ACTIVITY: The records below need copying. Match each line exactly.

[Start of section]

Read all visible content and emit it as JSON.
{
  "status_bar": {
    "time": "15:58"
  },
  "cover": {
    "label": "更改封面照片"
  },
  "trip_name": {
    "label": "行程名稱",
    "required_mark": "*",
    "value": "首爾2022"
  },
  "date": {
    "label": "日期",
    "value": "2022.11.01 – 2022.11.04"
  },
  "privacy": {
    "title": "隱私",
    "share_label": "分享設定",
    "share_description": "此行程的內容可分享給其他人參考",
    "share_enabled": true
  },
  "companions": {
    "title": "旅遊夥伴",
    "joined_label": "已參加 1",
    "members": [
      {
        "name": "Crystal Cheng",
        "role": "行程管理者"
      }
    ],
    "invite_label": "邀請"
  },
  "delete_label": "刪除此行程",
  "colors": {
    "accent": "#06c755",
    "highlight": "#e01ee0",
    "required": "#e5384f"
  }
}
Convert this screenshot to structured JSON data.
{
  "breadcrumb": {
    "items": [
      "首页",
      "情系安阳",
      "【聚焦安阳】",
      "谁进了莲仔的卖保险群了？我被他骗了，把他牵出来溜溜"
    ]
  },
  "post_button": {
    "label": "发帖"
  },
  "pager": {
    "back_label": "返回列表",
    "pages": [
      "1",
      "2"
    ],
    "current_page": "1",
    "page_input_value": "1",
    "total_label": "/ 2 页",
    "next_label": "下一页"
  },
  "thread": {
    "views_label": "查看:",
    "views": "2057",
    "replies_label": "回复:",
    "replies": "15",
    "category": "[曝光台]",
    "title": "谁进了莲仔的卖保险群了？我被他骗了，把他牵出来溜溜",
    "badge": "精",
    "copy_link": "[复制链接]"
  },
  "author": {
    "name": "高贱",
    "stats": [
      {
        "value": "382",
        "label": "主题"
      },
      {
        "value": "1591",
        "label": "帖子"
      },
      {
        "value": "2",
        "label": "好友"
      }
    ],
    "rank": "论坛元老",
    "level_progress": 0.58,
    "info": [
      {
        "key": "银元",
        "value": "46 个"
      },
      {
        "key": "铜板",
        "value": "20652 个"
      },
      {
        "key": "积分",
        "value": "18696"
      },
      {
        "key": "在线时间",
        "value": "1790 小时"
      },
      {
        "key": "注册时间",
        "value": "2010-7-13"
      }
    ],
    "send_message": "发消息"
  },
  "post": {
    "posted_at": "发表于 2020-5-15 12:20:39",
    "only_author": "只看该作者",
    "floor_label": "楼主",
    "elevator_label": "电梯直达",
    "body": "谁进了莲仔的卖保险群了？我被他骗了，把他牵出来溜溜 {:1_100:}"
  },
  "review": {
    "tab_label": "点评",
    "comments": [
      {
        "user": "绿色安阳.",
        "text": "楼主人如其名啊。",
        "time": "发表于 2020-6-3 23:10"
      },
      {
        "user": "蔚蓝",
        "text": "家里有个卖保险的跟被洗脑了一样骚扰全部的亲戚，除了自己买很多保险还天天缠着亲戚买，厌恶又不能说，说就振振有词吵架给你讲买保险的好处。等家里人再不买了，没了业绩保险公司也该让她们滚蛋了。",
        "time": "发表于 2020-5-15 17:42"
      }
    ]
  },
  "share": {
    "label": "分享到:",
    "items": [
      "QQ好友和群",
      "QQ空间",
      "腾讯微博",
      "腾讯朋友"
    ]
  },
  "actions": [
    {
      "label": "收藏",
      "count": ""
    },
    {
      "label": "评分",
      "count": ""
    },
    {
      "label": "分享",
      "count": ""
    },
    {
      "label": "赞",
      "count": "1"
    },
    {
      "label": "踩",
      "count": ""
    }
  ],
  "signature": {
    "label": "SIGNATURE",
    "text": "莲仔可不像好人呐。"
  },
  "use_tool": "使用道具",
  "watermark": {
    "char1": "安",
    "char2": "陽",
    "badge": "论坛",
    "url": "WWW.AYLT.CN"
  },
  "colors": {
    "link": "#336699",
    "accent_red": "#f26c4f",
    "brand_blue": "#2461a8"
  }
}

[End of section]

EXERCISE OUTPUT:
Read all visible content and emit it as JSON.
{
  "status_bar": {
    "time": "15:58"
  },
  "cover": {
    "label": "更改封面照片"
  },
  "trip_name": {
    "label": "行程名稱",
    "required_mark": "*",
    "value": "首爾2022"
  },
  "date": {
    "label": "日期",
    "value": "2022.11.01 – 2022.11.04"
  },
  "privacy": {
    "title": "隱私",
    "share_label": "分享設定",
    "share_description": "此行程的內容可分享給其他人參考",
    "share_enabled": true
  },
  "companions": {
    "title": "旅遊夥伴",
    "joined_label": "已參加 1",
    "members": [
      {
        "name": "Crystal Cheng",
        "role": "行程管理者"
      }
    ],
    "invite_label": "邀請"
  },
  "delete_label": "刪除此行程",
  "colors": {
    "accent": "#06c755",
    "highlight": "#e01ee0",
    "required": "#e5384f"
  }
}
Convert this screenshot to structured JSON data.
{
  "breadcrumb": {
    "items": [
      "首页",
      "情系安阳",
      "【聚焦安阳】",
      "谁进了莲仔的卖保险群了？我被他骗了，把他牵出来溜溜"
    ]
  },
  "post_button": {
    "label": "发帖"
  },
  "pager": {
    "back_label": "返回列表",
    "pages": [
      "1",
      "2"
    ],
    "current_page": "1",
    "page_input_value": "1",
    "total_label": "/ 2 页",
    "next_label": "下一页"
  },
  "thread": {
    "views_label": "查看:",
    "views": "2057",
    "replies_label": "回复:",
    "replies": "15",
    "category": "[曝光台]",
    "title": "谁进了莲仔的卖保险群了？我被他骗了，把他牵出来溜溜",
    "badge": "精",
    "copy_link": "[复制链接]"
  },
  "author": {
    "name": "高贱",
    "stats": [
      {
        "value": "382",
        "label": "主题"
      },
      {
        "value": "1591",
        "label": "帖子"
      },
      {
        "value": "2",
        "label": "好友"
      }
    ],
    "rank": "论坛元老",
    "level_progress": 0.58,
    "info": [
      {
        "key": "银元",
        "value": "46 个"
      },
      {
        "key": "铜板",
        "value": "20652 个"
      },
      {
        "key": "积分",
        "value": "18696"
      },
      {
        "key": "在线时间",
        "value": "1790 小时"
      },
      {
        "key": "注册时间",
        "value": "2010-7-13"
      }
    ],
    "send_message": "发消息"
  },
  "post": {
    "posted_at": "发表于 2020-5-15 12:20:39",
    "only_author": "只看该作者",
    "floor_label": "楼主",
    "elevator_label": "电梯直达",
    "body": "谁进了莲仔的卖保险群了？我被他骗了，把他牵出来溜溜 {:1_100:}"
  },
  "review": {
    "tab_label": "点评",
    "comments": [
      {
        "user": "绿色安阳.",
        "text": "楼主人如其名啊。",
        "time": "发表于 2020-6-3 23:10"
      },
      {
        "user": "蔚蓝",
        "text": "家里有个卖保险的跟被洗脑了一样骚扰全部的亲戚，除了自己买很多保险还天天缠着亲戚买，厌恶又不能说，说就振振有词吵架给你讲买保险的好处。等家里人再不买了，没了业绩保险公司也该让她们滚蛋了。",
        "time": "发表于 2020-5-15 17:42"
      }
    ]
  },
  "share": {
    "label": "分享到:",
    "items": [
      "QQ好友和群",
      "QQ空间",
      "腾讯微博",
      "腾讯朋友"
    ]
  },
  "actions": [
    {
      "label": "收藏",
      "count": ""
    },
    {
      "label": "评分",
      "count": ""
    },
    {
      "label": "分享",
      "count": ""
    },
    {
      "label": "赞",
      "count": "1"
    },
    {
      "label": "踩",
      "count": ""
    }
  ],
  "signature": {
    "label": "SIGNATURE",
    "text": "莲仔可不像好人呐。"
  },
  "use_tool": "使用道具",
  "watermark": {
    "char1": "安",
    "char2": "陽",
    "badge": "论坛",
    "url": "WWW.AYLT.CN"
  },
  "colors": {
    "link": "#336699",
    "accent_red": "#f26c4f",
    "brand_blue": "#2461a8"
  }
}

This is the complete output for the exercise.